(Interface dataset entries)
--------

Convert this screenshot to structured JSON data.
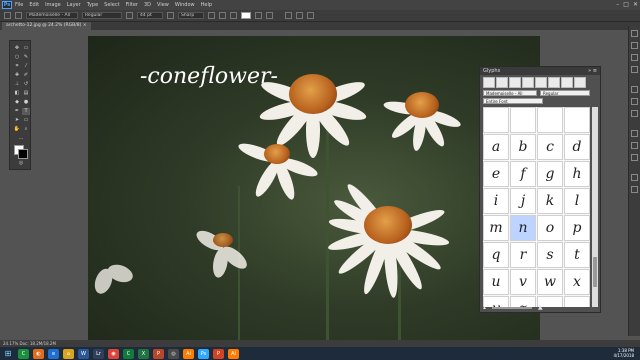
{
  "app": {
    "logo": "Ps"
  },
  "menu": [
    "File",
    "Edit",
    "Image",
    "Layer",
    "Type",
    "Select",
    "Filter",
    "3D",
    "View",
    "Window",
    "Help"
  ],
  "window_controls": [
    "–",
    "□",
    "✕"
  ],
  "options_bar": {
    "font_family": "Mademoiselle - All",
    "font_style": "Regular",
    "font_size": "44 pt",
    "aa_method": "Sharp"
  },
  "document_tab": "archetto-12.jpg @ 24.2% (RGB/8) ×",
  "artwork_text": "-coneflower-",
  "glyphs_panel": {
    "title": "Glyphs",
    "close": "»  ≡",
    "font_family": "Mademoiselle - All",
    "font_style": "Regular",
    "show": "Entire Font",
    "glyphs": [
      "",
      "",
      "",
      "",
      "a",
      "b",
      "c",
      "d",
      "e",
      "f",
      "g",
      "h",
      "i",
      "j",
      "k",
      "l",
      "m",
      "n",
      "o",
      "p",
      "q",
      "r",
      "s",
      "t",
      "u",
      "v",
      "w",
      "x",
      "y",
      "z",
      "",
      ""
    ],
    "selected_index": 17
  },
  "status_bar": "24.17%    Doc: 18.2M/18.2M",
  "taskbar": {
    "apps": [
      {
        "label": "C",
        "color": "#1a8f3c"
      },
      {
        "label": "◐",
        "color": "#e06c1c"
      },
      {
        "label": "e",
        "color": "#1f6fd1"
      },
      {
        "label": "⌂",
        "color": "#d9a521"
      },
      {
        "label": "W",
        "color": "#2b579a"
      },
      {
        "label": "Lr",
        "color": "#2f3f5c"
      },
      {
        "label": "◉",
        "color": "#db4437"
      },
      {
        "label": "C",
        "color": "#117a3c"
      },
      {
        "label": "X",
        "color": "#217346"
      },
      {
        "label": "P",
        "color": "#b7472a"
      },
      {
        "label": "◎",
        "color": "#4a4a4a"
      },
      {
        "label": "Ai",
        "color": "#ff7c00"
      },
      {
        "label": "Ps",
        "color": "#31a8ff"
      },
      {
        "label": "P",
        "color": "#d04423"
      },
      {
        "label": "Ai",
        "color": "#ff7c00"
      }
    ],
    "time": "1:38 PM",
    "date": "4/17/2018"
  }
}
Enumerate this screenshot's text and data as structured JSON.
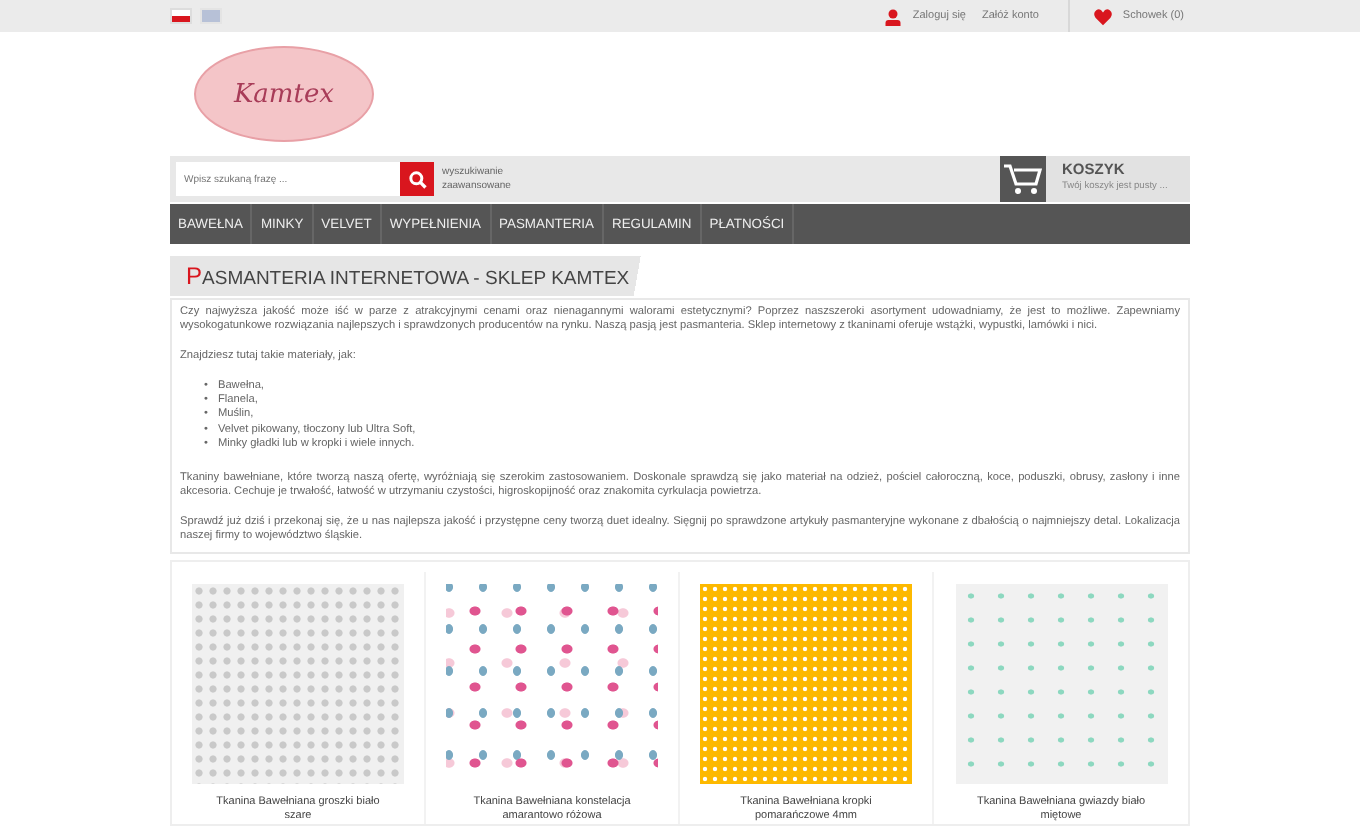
{
  "top_bar": {
    "languages": [
      {
        "kind": "pl",
        "selected": true
      },
      {
        "kind": "en",
        "selected": false
      }
    ],
    "login": "Zaloguj się",
    "register": "Załóż konto",
    "wishlist": "Schowek (0)"
  },
  "logo": {
    "text": "Kamtex"
  },
  "search": {
    "placeholder": "Wpisz szukaną frazę ...",
    "advanced": "wyszukiwanie zaawansowane"
  },
  "cart": {
    "title": "KOSZYK",
    "status": "Twój koszyk jest pusty ..."
  },
  "nav": [
    "BAWEŁNA",
    "MINKY",
    "VELVET",
    "WYPEŁNIENIA",
    "PASMANTERIA",
    "REGULAMIN",
    "PŁATNOŚCI"
  ],
  "heading": "PASMANTERIA INTERNETOWA - SKLEP KAMTEX",
  "content": [
    {
      "kind": "p",
      "text": "Czy najwyższa jakość może iść w parze z atrakcyjnymi cenami oraz nienagannymi walorami estetycznymi? Poprzez naszszeroki asortyment udowadniamy, że jest to możliwe. Zapewniamy wysokogatunkowe rozwiązania najlepszych i sprawdzonych producentów na rynku. Naszą pasją jest pasmanteria. Sklep internetowy z tkaninami oferuje wstążki, wypustki, lamówki i nici."
    },
    {
      "kind": "p",
      "text": "Znajdziesz tutaj takie materiały, jak:"
    },
    {
      "kind": "list",
      "marker": "•",
      "items": [
        "Bawełna,",
        "Flanela,",
        "Muślin,",
        "Velvet pikowany, tłoczony lub Ultra Soft,",
        "Minky gładki lub w kropki i wiele innych."
      ]
    },
    {
      "kind": "p",
      "text": "Tkaniny bawełniane, które tworzą naszą ofertę, wyróżniają się szerokim zastosowaniem. Doskonale sprawdzą się jako materiał na odzież, pościel całoroczną, koce, poduszki, obrusy, zasłony i inne akcesoria. Cechuje je trwałość, łatwość w utrzymaniu czystości, higroskopijność oraz znakomita cyrkulacja powietrza."
    },
    {
      "kind": "p",
      "text": "Sprawdź już dziś i przekonaj się, że u nas najlepsza jakość i przystępne ceny tworzą duet idealny. Sięgnij po sprawdzone artykuły pasmanteryjne wykonane z dbałością o najmniejszy detal. Lokalizacja naszej firmy to województwo śląskie."
    }
  ],
  "products": [
    {
      "kind": "grey-dots",
      "title": "Tkanina Bawełniana groszki biało szare"
    },
    {
      "kind": "stars",
      "title": "Tkanina Bawełniana konstelacja amarantowo różowa"
    },
    {
      "kind": "orange-dots",
      "title": "Tkanina Bawełniana kropki pomarańczowe 4mm"
    },
    {
      "kind": "mint-stars",
      "title": "Tkanina Bawełniana gwiazdy biało miętowe"
    }
  ]
}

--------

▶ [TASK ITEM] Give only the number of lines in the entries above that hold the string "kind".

▶ [ANSWER BELOW] 11